The Long Green Mile (or Two)

Credit Nord2 2 Min Min
lafittegreenway.org

 

To say that the Lafitte Greenway is a well-kept secret would be an overstatement, given that an estimated 1000 people use it daily. However, major physical enhancements as well as new programs have been unveiled during the pandemic period, and unquestionably some of these have yet to show up on the community’s collective radar.

The 2.6 mile linear park, stretching from Treme to Mid-City, opened in 2015 after nearly a decade of planning and development. While the Greenway is owned by the City of New Orleans, and operated under the aegis of the New Orleans Recreation Development Commission (NORDC), much of the programming, visioning and operations are performed by the park’s official nonprofit partner, Friends of Lafitte Greenway.

As recounted by Executive Director Sophie Harris Vorhoff, “Friends was founded in 2006, and we completed the Greenway Master Plan in 2013.” While the process of designing and establishing the park took longer than anticipated, it has been a success in every way – and a tremendous asset during COVID times.

“The Greenway has been busier than ever,” noted Harris Vorhoff. “The need for the space has been greater than ever.”

A wide variety of free community programs are offered along the Greenway, including outdoor fitness classes, youth sports and walking groups. At various points along the way, there are sports fields, basketball courts, tennis courts, fitness parks and a swimming pool. Facilities such as the Lemann playgrounds and the Sojourner Truth Neighborhood Center augment the Greenway offerings. While some of these predate the opening of the park, other installations are an outgrowth of the original trail.

In addition to increased community facilities, Harris Vorhoff noted that “the Greenway has spurred a huge growth in small business development.” From apartments and condos to coffee shops and restaurants, “the development is hugely important for the Greenway’s success,” she added, pointing out that having more people on and around the trail “makes the experience in the Greenway safer and more interesting, more walkable.”

On major addition is the Greenway Station, located in the former brake tag station and parking area near Bayou St. John. “This used to be an industrial corridor, a railroad corridor, and these kinds of city facilities made sense there,” observed Harris Vorhoff. “Now the city has made a $1.5 million renovation to an open-air pavilion, where we have a farmer’s market, a community space with art installations and a stage with seating.”

The Greenway Station opened one week before the COVID lockdown, which promptly curtailed most of the activities. As vaccination rates go up and the pandemic eases, the space is again available to the community, and programming is coming back to life.

No activity at the Station is more ambitious and inclusive than the upcoming Greenway Supernova, which will occur December 9 through 11. This event debuted in smaller form last year, and – while free to the community – replaces the Greenway’s previous major fundraising events that are still not really viable due to COVID protocols.

Supernova is highlighted by art installations around the Station. Most are lit, and according to Harris Vorhoff, “this year the event will have art vendors, food trucks and live music. It’s a way to celebrate our local arts, culture and community.”

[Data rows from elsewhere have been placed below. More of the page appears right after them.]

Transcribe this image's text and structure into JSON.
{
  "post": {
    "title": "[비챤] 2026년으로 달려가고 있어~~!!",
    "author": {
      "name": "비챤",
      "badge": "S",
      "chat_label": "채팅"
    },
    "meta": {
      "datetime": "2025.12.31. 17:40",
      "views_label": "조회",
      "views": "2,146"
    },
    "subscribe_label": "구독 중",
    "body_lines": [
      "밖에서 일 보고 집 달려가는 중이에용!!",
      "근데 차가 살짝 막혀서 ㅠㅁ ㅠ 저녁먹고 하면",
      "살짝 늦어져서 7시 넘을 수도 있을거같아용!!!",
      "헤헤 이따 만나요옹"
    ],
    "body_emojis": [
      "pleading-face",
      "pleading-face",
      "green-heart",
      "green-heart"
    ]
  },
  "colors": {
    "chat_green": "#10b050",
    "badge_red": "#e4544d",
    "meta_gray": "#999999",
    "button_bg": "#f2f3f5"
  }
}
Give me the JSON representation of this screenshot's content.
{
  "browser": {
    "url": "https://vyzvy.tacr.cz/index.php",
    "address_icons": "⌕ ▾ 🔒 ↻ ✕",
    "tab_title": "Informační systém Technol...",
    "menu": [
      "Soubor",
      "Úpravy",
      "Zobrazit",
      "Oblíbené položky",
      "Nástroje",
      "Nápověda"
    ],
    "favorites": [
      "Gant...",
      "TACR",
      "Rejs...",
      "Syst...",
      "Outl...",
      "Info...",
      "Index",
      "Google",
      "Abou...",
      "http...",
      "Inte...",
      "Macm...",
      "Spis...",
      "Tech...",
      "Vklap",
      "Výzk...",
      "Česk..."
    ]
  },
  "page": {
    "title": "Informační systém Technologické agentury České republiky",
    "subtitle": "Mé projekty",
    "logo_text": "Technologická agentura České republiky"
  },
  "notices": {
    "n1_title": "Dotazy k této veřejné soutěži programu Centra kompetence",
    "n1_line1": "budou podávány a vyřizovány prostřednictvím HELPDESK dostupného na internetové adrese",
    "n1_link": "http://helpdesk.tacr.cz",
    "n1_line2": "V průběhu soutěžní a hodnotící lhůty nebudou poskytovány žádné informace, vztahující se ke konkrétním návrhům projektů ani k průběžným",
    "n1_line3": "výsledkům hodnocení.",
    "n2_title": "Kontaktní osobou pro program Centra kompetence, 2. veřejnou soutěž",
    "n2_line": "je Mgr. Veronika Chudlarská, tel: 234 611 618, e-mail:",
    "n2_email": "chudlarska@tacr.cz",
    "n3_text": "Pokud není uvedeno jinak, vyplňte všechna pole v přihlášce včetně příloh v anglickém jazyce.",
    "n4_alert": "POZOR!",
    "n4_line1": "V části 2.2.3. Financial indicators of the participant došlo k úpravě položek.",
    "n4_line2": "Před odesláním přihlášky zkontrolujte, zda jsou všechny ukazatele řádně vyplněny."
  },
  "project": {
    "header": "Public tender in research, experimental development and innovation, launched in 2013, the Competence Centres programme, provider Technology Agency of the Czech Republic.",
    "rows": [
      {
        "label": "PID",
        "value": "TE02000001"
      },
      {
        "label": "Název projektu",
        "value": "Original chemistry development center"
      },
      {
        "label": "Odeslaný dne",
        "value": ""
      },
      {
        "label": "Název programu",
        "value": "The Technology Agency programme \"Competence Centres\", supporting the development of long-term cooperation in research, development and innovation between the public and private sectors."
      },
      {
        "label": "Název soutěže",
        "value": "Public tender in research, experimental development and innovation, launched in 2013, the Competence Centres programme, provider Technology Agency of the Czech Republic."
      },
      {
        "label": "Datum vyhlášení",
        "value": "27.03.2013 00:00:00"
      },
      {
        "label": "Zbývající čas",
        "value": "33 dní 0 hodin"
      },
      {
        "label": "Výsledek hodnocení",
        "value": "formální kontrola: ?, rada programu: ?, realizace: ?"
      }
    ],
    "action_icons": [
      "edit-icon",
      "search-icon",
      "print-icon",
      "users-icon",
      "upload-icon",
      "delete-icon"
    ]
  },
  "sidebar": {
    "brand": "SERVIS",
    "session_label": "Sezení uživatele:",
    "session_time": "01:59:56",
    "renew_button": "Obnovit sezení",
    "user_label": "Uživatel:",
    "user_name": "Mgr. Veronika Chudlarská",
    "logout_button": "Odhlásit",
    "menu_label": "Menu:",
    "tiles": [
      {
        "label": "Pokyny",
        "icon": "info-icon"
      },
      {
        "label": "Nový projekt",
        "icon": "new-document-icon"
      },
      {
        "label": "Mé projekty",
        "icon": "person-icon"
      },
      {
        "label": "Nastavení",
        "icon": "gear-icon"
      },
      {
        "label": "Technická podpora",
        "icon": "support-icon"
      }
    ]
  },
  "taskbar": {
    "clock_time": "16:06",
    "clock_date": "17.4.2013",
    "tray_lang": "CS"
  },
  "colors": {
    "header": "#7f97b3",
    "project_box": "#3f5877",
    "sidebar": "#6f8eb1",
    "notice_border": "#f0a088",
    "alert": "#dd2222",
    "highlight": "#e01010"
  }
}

The Supernova Star Business Program rewards businesses that support the event by providing regular supporters with “doubloominaries”, which in turn drive customers to the sponsoring businesses. All in all, the event is an exciting, inspiring way to bring community together and support this unique and vital community organization.

Supernova and virtually all the Greenway programming is free, yet Friends of Lafitte Greenway attracts sufficient individual and business support to sustain operations and continue to expand the vision for the park. A new nature meadow is nearing completion, and a demonstration bioswale will teach individual property owners another water management technique that they can install themselves. And ultimately, there is another half-mile of park planned, to extend the Greenway to connect with the Canal Transit Hub.

While many facilities typically must charge admission and/or programming fees in order to survive, community support makes this linear park a rare exception. Said Harris Vorhoff, “We’ve learned that people give to the Greenway just because they care so much about the space.”

 

Information about Greenway programs, facilities and Supernova can be found at www.lafittegreenway.org. Additional programming information is available at www.nordc.org.

 

 

 

Categories: Neighborhood Biz